== Activity ==
Give the data again exactly, without its images.

[Excerpts from a dataset]
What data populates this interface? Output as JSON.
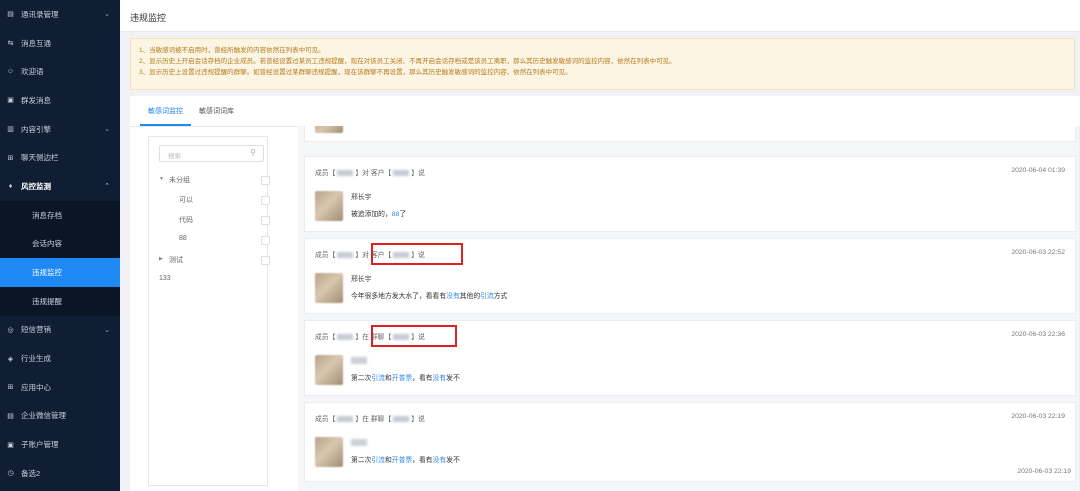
{
  "sidebar": {
    "items": [
      {
        "label": "通讯录管理",
        "icon": "contacts-icon",
        "glyph": "▤",
        "chevron": "⌄"
      },
      {
        "label": "消息互通",
        "icon": "message-sync-icon",
        "glyph": "⇆",
        "chevron": ""
      },
      {
        "label": "欢迎语",
        "icon": "welcome-icon",
        "glyph": "☺",
        "chevron": ""
      },
      {
        "label": "群发消息",
        "icon": "broadcast-icon",
        "glyph": "▣",
        "chevron": ""
      },
      {
        "label": "内容引擎",
        "icon": "content-engine-icon",
        "glyph": "▥",
        "chevron": "⌄"
      },
      {
        "label": "聊天侧边栏",
        "icon": "chat-sidebar-icon",
        "glyph": "⊞",
        "chevron": ""
      },
      {
        "label": "风控监测",
        "icon": "risk-monitor-icon",
        "glyph": "♦",
        "chevron": "⌃"
      }
    ],
    "sub_items": [
      "消息存档",
      "会话内容",
      "违规监控",
      "违规提醒"
    ],
    "items_after": [
      {
        "label": "短信营销",
        "icon": "sms-icon",
        "glyph": "◎",
        "chevron": "⌄"
      },
      {
        "label": "行业生成",
        "icon": "industry-icon",
        "glyph": "◈",
        "chevron": ""
      },
      {
        "label": "应用中心",
        "icon": "app-center-icon",
        "glyph": "⊞",
        "chevron": ""
      },
      {
        "label": "企业微信管理",
        "icon": "wecom-icon",
        "glyph": "▤",
        "chevron": ""
      },
      {
        "label": "子账户管理",
        "icon": "sub-account-icon",
        "glyph": "▣",
        "chevron": ""
      },
      {
        "label": "备选2",
        "icon": "backup-icon",
        "glyph": "◷",
        "chevron": ""
      }
    ]
  },
  "page": {
    "title": "违规监控"
  },
  "notice": {
    "lines": [
      "1、当敏感词被不启用时，曾经所触发的内容依然在列表中可见。",
      "2、显示历史上开启会话存档的企业成员。若曾经设置过某员工违规提醒，现在对该员工关闭、不再开启会话存档或是该员工离职，那么其历史触发敏感词的监控内容，依然在列表中可见。",
      "3、显示历史上设置过违规提醒的群聊。如曾经设置过某群聊违规提醒，现在该群聊不再设置，那么其历史触发敏感词的监控内容，依然在列表中可见。"
    ]
  },
  "tabs": [
    "敏感词监控",
    "敏感词词库"
  ],
  "tree": {
    "search_placeholder": "搜索",
    "nodes": [
      {
        "label": "未分组",
        "arrow": "▼",
        "level": 0
      },
      {
        "label": "可以",
        "arrow": "",
        "level": 1
      },
      {
        "label": "代码",
        "arrow": "",
        "level": 1
      },
      {
        "label": "88",
        "arrow": "",
        "level": 1
      },
      {
        "label": "测试",
        "arrow": "▶",
        "level": 0
      },
      {
        "label": "133",
        "arrow": "",
        "level": -1
      }
    ]
  },
  "messages": [
    {
      "head_a": "成员【",
      "head_b": "】对 客户【",
      "head_c": "】说",
      "time": "2020-06-04 01:39",
      "sender": "邢长宇",
      "text_parts": [
        {
          "t": "被追添加的，",
          "link": false
        },
        {
          "t": "88",
          "link": true
        },
        {
          "t": "了",
          "link": false
        }
      ]
    },
    {
      "head_a": "成员【",
      "head_b": "】对 客户【",
      "head_c": "】说",
      "time": "2020-06-03 22:52",
      "sender": "邢长宇",
      "text_parts": [
        {
          "t": "今年很多地方发大水了，看看有",
          "link": false
        },
        {
          "t": "没有",
          "link": true
        },
        {
          "t": "其他的",
          "link": false
        },
        {
          "t": "引流",
          "link": true
        },
        {
          "t": "方式",
          "link": false
        }
      ]
    },
    {
      "head_a": "成员【",
      "head_b": "】在 群聊【",
      "head_c": "】说",
      "time": "2020-06-03 22:36",
      "sender": "",
      "text_parts": [
        {
          "t": "第二次",
          "link": false
        },
        {
          "t": "引流",
          "link": true
        },
        {
          "t": "和",
          "link": false
        },
        {
          "t": "开普票",
          "link": true
        },
        {
          "t": "，看有",
          "link": false
        },
        {
          "t": "没有",
          "link": true
        },
        {
          "t": "发不",
          "link": false
        }
      ]
    },
    {
      "head_a": "成员【",
      "head_b": "】在 群聊【",
      "head_c": "】说",
      "time": "2020-06-03 22:19",
      "sender": "",
      "text_parts": [
        {
          "t": "第二次",
          "link": false
        },
        {
          "t": "引流",
          "link": true
        },
        {
          "t": "和",
          "link": false
        },
        {
          "t": "开普票",
          "link": true
        },
        {
          "t": "，看有",
          "link": false
        },
        {
          "t": "没有",
          "link": true
        },
        {
          "t": "发不",
          "link": false
        }
      ]
    }
  ],
  "partial_time": "2020-06-03 22:19"
}
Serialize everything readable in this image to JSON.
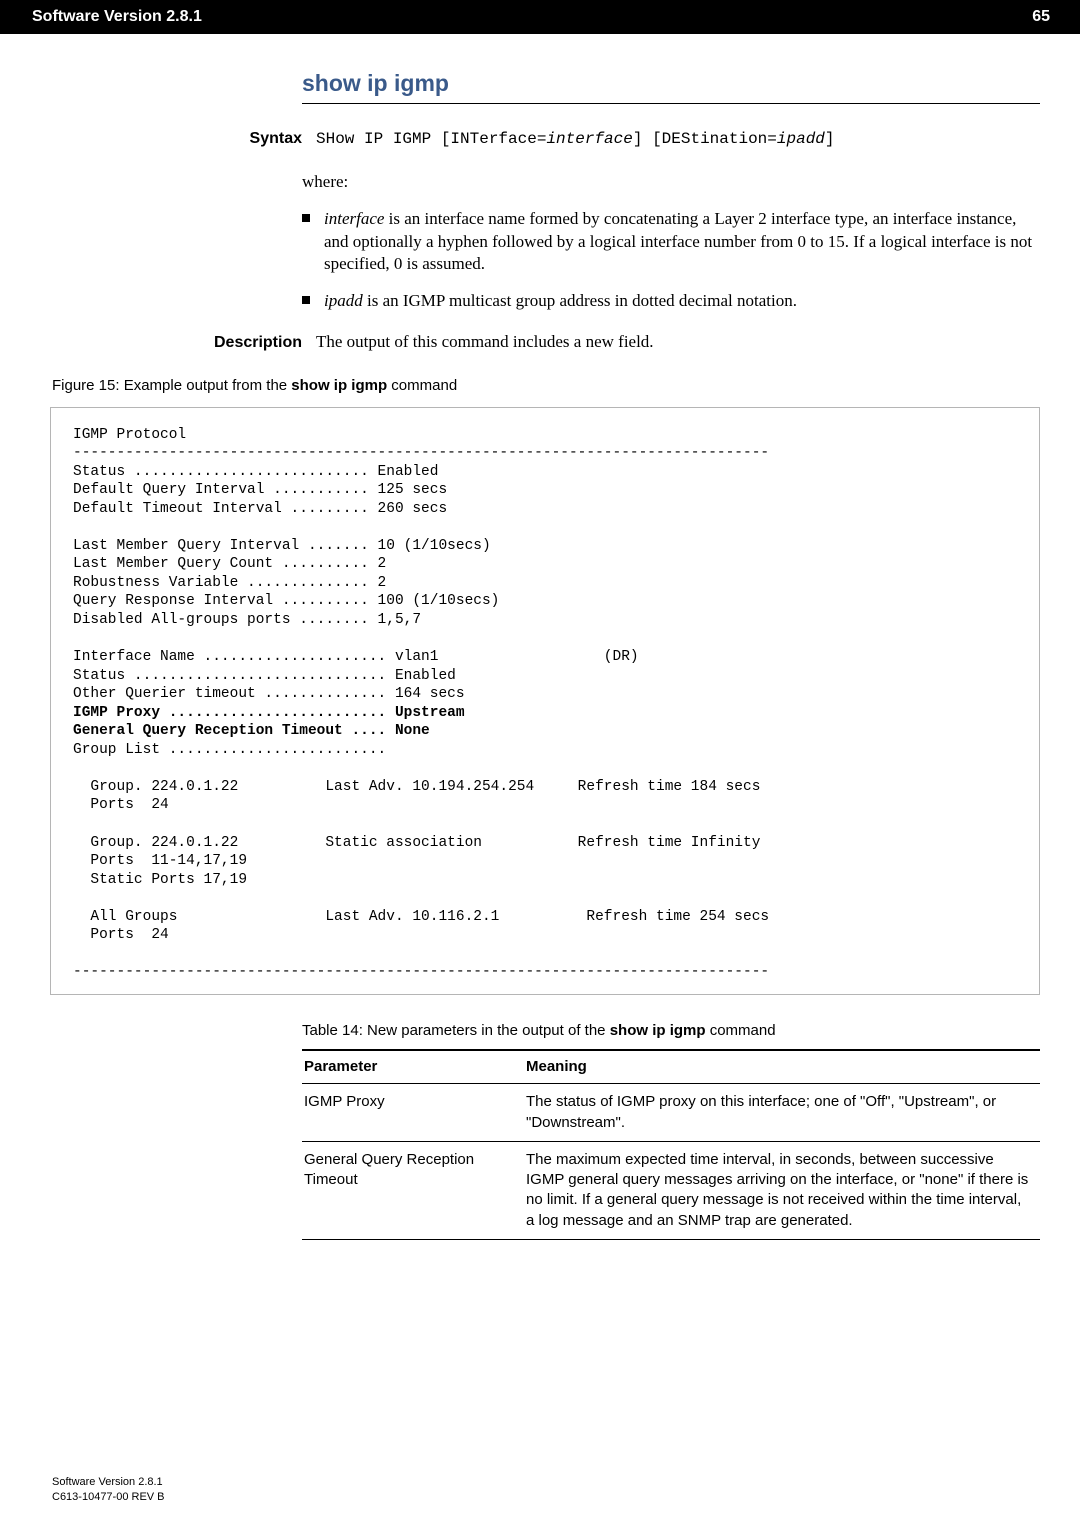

== Solved problem ==
What data populates this interface? Output as JSON.
{
  "sidebar": {
    "items": [
      {
        "label": "通讯录管理",
        "icon": "contacts-icon",
        "glyph": "▤",
        "chevron": "⌄"
      },
      {
        "label": "消息互通",
        "icon": "message-sync-icon",
        "glyph": "⇆",
        "chevron": ""
      },
      {
        "label": "欢迎语",
        "icon": "welcome-icon",
        "glyph": "☺",
        "chevron": ""
      },
      {
        "label": "群发消息",
        "icon": "broadcast-icon",
        "glyph": "▣",
        "chevron": ""
      },
      {
        "label": "内容引擎",
        "icon": "content-engine-icon",
        "glyph": "▥",
        "chevron": "⌄"
      },
      {
        "label": "聊天侧边栏",
        "icon": "chat-sidebar-icon",
        "glyph": "⊞",
        "chevron": ""
      },
      {
        "label": "风控监测",
        "icon": "risk-monitor-icon",
        "glyph": "♦",
        "chevron": "⌃"
      }
    ],
    "sub_items": [
      "消息存档",
      "会话内容",
      "违规监控",
      "违规提醒"
    ],
    "items_after": [
      {
        "label": "短信营销",
        "icon": "sms-icon",
        "glyph": "◎",
        "chevron": "⌄"
      },
      {
        "label": "行业生成",
        "icon": "industry-icon",
        "glyph": "◈",
        "chevron": ""
      },
      {
        "label": "应用中心",
        "icon": "app-center-icon",
        "glyph": "⊞",
        "chevron": ""
      },
      {
        "label": "企业微信管理",
        "icon": "wecom-icon",
        "glyph": "▤",
        "chevron": ""
      },
      {
        "label": "子账户管理",
        "icon": "sub-account-icon",
        "glyph": "▣",
        "chevron": ""
      },
      {
        "label": "备选2",
        "icon": "backup-icon",
        "glyph": "◷",
        "chevron": ""
      }
    ]
  },
  "page": {
    "title": "违规监控"
  },
  "notice": {
    "lines": [
      "1、当敏感词被不启用时，曾经所触发的内容依然在列表中可见。",
      "2、显示历史上开启会话存档的企业成员。若曾经设置过某员工违规提醒，现在对该员工关闭、不再开启会话存档或是该员工离职，那么其历史触发敏感词的监控内容，依然在列表中可见。",
      "3、显示历史上设置过违规提醒的群聊。如曾经设置过某群聊违规提醒，现在该群聊不再设置，那么其历史触发敏感词的监控内容，依然在列表中可见。"
    ]
  },
  "tabs": [
    "敏感词监控",
    "敏感词词库"
  ],
  "tree": {
    "search_placeholder": "搜索",
    "nodes": [
      {
        "label": "未分组",
        "arrow": "▼",
        "level": 0
      },
      {
        "label": "可以",
        "arrow": "",
        "level": 1
      },
      {
        "label": "代码",
        "arrow": "",
        "level": 1
      },
      {
        "label": "88",
        "arrow": "",
        "level": 1
      },
      {
        "label": "测试",
        "arrow": "▶",
        "level": 0
      },
      {
        "label": "133",
        "arrow": "",
        "level": -1
      }
    ]
  },
  "messages": [
    {
      "head_a": "成员【",
      "head_b": "】对 客户【",
      "head_c": "】说",
      "time": "2020-06-04 01:39",
      "sender": "邢长宇",
      "text_parts": [
        {
          "t": "被追添加的，",
          "link": false
        },
        {
          "t": "88",
          "link": true
        },
        {
          "t": "了",
          "link": false
        }
      ]
    },
    {
      "head_a": "成员【",
      "head_b": "】对 客户【",
      "head_c": "】说",
      "time": "2020-06-03 22:52",
      "sender": "邢长宇",
      "text_parts": [
        {
          "t": "今年很多地方发大水了，看看有",
          "link": false
        },
        {
          "t": "没有",
          "link": true
        },
        {
          "t": "其他的",
          "link": false
        },
        {
          "t": "引流",
          "link": true
        },
        {
          "t": "方式",
          "link": false
        }
      ]
    },
    {
      "head_a": "成员【",
      "head_b": "】在 群聊【",
      "head_c": "】说",
      "time": "2020-06-03 22:36",
      "sender": "",
      "text_parts": [
        {
          "t": "第二次",
          "link": false
        },
        {
          "t": "引流",
          "link": true
        },
        {
          "t": "和",
          "link": false
        },
        {
          "t": "开普票",
          "link": true
        },
        {
          "t": "，看有",
          "link": false
        },
        {
          "t": "没有",
          "link": true
        },
        {
          "t": "发不",
          "link": false
        }
      ]
    },
    {
      "head_a": "成员【",
      "head_b": "】在 群聊【",
      "head_c": "】说",
      "time": "2020-06-03 22:19",
      "sender": "",
      "text_parts": [
        {
          "t": "第二次",
          "link": false
        },
        {
          "t": "引流",
          "link": true
        },
        {
          "t": "和",
          "link": false
        },
        {
          "t": "开普票",
          "link": true
        },
        {
          "t": "，看有",
          "link": false
        },
        {
          "t": "没有",
          "link": true
        },
        {
          "t": "发不",
          "link": false
        }
      ]
    }
  ],
  "partial_time": "2020-06-03 22:19"
}
Serialize everything readable in this image to JSON.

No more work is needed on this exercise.